▶ _Extracted records_:
────────

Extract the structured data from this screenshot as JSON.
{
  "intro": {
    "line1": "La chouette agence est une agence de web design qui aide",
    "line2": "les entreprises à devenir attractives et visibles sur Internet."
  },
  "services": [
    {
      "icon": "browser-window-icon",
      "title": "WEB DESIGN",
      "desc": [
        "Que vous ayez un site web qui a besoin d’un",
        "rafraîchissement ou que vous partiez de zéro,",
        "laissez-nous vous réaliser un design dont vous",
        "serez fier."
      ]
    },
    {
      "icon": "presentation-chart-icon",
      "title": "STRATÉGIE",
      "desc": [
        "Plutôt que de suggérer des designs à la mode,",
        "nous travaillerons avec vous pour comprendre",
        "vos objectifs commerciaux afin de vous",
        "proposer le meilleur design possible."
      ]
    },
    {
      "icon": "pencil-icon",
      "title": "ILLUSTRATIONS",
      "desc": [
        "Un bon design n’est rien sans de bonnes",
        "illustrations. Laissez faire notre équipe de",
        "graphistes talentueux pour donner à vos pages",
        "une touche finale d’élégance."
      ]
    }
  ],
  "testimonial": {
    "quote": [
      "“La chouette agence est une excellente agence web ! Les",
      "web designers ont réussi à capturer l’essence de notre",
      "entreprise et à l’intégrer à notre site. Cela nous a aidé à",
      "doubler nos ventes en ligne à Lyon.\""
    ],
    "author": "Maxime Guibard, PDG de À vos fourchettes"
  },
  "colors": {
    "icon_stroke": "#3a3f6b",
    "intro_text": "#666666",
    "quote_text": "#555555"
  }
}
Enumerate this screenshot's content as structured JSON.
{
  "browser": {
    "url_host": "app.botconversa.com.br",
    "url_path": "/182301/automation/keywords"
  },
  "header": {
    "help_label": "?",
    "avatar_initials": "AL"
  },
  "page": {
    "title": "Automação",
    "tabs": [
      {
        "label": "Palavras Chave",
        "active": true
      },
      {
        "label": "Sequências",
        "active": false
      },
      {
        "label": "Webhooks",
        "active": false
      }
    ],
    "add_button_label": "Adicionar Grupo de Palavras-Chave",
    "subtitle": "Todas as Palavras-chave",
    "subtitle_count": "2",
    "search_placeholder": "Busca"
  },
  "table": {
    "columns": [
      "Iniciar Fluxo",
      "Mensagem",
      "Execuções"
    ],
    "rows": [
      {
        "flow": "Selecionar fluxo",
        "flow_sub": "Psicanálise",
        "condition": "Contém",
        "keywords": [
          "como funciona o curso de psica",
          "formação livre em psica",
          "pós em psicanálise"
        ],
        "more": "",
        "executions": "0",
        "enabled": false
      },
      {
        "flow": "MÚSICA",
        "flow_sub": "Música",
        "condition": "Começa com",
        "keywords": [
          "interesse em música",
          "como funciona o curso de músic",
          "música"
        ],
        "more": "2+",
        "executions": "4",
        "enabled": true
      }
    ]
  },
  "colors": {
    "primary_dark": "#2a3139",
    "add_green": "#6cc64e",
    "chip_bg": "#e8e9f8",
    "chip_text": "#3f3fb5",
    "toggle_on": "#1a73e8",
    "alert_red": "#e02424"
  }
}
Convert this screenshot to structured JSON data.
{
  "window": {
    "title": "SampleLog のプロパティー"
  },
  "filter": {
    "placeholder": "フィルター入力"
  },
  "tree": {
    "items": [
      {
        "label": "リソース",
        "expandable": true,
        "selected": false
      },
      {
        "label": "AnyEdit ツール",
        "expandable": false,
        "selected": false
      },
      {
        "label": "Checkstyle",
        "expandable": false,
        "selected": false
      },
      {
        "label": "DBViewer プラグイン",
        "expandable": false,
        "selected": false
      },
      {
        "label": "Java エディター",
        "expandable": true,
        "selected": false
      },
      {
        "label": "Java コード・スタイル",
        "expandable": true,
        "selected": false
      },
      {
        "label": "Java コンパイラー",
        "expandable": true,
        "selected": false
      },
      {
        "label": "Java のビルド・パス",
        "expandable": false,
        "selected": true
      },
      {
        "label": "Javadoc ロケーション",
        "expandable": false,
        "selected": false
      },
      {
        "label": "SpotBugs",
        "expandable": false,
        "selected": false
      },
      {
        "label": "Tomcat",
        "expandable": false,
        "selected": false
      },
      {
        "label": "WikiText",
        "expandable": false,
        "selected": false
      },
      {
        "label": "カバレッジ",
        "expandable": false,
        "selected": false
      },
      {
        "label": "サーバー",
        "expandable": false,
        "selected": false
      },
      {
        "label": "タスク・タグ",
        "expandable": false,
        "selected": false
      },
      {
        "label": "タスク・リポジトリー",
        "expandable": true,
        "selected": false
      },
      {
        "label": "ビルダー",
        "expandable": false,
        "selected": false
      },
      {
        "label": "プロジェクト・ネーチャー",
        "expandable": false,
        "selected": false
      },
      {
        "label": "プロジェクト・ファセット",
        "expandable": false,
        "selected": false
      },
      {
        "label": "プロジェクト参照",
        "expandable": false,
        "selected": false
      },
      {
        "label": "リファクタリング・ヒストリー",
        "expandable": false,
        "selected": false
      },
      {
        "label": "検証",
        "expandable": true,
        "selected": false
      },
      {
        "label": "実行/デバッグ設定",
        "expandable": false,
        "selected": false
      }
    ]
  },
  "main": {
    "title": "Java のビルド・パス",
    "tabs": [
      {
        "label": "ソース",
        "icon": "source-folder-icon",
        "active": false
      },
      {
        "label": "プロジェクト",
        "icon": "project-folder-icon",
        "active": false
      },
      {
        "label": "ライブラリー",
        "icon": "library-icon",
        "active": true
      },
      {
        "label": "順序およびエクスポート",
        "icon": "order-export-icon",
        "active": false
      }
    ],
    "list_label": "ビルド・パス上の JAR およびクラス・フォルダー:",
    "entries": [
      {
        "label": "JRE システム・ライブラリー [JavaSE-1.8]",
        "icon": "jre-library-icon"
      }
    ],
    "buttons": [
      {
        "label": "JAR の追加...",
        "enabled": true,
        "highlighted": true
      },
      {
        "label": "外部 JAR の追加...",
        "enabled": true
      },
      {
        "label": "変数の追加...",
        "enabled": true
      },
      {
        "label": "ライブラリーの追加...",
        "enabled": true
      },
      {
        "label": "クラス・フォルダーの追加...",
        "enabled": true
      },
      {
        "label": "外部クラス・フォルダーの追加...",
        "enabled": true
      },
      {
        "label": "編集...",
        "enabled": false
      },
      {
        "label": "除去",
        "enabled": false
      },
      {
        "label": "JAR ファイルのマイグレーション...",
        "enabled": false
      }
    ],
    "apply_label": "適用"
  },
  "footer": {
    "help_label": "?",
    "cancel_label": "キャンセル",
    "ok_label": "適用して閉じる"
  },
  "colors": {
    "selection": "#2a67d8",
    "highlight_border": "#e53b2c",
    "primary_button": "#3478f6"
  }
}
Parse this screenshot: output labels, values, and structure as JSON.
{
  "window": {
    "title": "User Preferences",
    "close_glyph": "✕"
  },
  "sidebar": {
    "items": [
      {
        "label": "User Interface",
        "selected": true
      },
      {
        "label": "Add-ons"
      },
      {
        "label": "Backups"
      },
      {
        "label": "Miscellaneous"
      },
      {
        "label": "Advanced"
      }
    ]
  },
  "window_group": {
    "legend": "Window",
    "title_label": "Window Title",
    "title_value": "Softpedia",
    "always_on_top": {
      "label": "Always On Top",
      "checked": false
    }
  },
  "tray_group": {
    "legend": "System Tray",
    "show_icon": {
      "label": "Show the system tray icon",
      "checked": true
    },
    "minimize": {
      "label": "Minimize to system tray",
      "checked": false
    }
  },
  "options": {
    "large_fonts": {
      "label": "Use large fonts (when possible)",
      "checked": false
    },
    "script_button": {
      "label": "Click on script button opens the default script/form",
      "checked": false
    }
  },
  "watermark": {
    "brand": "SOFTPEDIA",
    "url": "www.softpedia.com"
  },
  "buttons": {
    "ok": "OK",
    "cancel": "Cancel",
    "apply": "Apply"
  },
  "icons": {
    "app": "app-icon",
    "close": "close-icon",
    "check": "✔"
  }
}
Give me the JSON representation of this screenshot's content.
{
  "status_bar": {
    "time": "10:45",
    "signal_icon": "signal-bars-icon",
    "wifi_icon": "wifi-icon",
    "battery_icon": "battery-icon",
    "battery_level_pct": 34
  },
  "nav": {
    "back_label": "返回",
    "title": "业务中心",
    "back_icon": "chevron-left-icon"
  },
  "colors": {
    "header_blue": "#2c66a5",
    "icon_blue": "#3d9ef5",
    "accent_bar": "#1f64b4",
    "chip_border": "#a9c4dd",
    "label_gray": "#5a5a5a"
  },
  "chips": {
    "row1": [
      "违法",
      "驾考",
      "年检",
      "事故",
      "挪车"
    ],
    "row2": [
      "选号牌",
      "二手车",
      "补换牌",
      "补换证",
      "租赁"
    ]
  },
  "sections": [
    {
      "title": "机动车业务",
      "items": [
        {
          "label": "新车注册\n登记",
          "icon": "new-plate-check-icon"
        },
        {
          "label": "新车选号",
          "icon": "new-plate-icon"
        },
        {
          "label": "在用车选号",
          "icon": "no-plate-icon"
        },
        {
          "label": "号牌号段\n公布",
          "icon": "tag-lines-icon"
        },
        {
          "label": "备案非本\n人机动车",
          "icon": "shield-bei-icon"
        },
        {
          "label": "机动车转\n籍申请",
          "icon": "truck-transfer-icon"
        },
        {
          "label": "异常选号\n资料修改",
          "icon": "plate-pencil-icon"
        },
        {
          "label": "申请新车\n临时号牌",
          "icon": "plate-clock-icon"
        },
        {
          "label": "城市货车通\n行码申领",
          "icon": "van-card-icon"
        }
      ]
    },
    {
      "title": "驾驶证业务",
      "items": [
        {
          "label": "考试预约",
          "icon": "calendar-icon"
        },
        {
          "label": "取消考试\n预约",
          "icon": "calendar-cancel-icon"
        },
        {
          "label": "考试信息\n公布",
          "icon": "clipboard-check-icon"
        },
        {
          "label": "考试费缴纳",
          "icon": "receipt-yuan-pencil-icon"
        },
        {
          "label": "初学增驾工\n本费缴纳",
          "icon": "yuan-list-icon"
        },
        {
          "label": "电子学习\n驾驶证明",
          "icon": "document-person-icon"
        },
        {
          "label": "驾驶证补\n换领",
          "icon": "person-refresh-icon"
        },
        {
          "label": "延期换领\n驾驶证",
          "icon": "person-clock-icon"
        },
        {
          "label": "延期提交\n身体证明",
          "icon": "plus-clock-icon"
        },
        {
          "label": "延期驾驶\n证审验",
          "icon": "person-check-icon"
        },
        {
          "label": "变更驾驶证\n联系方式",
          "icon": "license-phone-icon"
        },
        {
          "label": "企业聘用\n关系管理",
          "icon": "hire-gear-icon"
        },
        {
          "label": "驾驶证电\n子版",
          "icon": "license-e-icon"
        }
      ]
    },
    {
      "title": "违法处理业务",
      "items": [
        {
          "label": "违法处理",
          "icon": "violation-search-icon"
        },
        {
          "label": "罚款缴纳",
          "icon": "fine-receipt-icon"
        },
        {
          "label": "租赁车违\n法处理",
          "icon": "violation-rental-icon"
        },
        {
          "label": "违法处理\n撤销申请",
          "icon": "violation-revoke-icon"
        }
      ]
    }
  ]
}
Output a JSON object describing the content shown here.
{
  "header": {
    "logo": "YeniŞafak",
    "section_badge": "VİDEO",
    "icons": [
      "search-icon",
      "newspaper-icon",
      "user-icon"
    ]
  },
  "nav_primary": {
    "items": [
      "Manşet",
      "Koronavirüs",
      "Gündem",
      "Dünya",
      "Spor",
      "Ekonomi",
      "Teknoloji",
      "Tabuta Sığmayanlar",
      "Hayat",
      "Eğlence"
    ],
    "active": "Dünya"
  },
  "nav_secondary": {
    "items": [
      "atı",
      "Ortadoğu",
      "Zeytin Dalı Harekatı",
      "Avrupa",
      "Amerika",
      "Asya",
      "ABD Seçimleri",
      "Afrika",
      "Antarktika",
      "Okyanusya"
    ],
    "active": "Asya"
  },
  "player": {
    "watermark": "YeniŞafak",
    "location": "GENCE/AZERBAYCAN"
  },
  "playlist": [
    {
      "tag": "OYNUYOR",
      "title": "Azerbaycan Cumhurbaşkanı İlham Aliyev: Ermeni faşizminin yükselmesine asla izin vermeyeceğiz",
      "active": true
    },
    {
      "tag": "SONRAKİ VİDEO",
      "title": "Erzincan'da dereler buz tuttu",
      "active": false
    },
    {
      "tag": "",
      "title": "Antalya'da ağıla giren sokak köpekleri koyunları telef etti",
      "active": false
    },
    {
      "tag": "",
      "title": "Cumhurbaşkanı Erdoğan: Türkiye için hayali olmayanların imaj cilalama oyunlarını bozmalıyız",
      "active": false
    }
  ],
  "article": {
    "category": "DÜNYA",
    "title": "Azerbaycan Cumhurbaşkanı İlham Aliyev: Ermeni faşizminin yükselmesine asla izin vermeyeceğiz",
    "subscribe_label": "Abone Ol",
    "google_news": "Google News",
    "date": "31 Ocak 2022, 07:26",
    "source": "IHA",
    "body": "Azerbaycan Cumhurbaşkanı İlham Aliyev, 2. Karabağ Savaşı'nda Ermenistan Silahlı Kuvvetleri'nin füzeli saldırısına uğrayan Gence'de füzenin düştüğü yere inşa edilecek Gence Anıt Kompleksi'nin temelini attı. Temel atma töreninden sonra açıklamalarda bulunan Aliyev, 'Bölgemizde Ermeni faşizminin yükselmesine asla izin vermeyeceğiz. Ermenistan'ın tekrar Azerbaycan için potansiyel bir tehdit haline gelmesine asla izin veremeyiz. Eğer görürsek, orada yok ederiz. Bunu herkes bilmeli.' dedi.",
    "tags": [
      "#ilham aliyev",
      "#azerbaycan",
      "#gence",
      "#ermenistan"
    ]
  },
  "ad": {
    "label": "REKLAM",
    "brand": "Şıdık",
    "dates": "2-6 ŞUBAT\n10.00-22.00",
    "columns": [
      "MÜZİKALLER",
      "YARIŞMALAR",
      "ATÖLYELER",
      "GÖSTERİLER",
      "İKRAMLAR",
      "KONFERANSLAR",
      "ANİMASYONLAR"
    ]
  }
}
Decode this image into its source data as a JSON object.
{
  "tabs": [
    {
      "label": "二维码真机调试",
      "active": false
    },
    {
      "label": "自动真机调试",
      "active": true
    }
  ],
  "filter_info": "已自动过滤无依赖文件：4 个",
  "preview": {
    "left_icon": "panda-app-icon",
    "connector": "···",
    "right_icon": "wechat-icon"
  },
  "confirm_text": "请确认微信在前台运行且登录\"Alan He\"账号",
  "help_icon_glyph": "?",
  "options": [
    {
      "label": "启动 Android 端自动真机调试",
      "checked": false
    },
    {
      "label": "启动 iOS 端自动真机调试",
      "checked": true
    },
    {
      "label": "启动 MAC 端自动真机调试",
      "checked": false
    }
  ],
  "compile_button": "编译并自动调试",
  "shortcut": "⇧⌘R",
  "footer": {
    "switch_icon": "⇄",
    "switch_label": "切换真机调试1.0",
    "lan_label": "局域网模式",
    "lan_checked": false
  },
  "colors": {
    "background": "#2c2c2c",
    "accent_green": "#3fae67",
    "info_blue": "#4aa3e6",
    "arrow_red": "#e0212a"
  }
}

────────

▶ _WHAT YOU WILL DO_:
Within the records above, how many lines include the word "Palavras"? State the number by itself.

▶ _RESULT FOR THIS TASK_:
3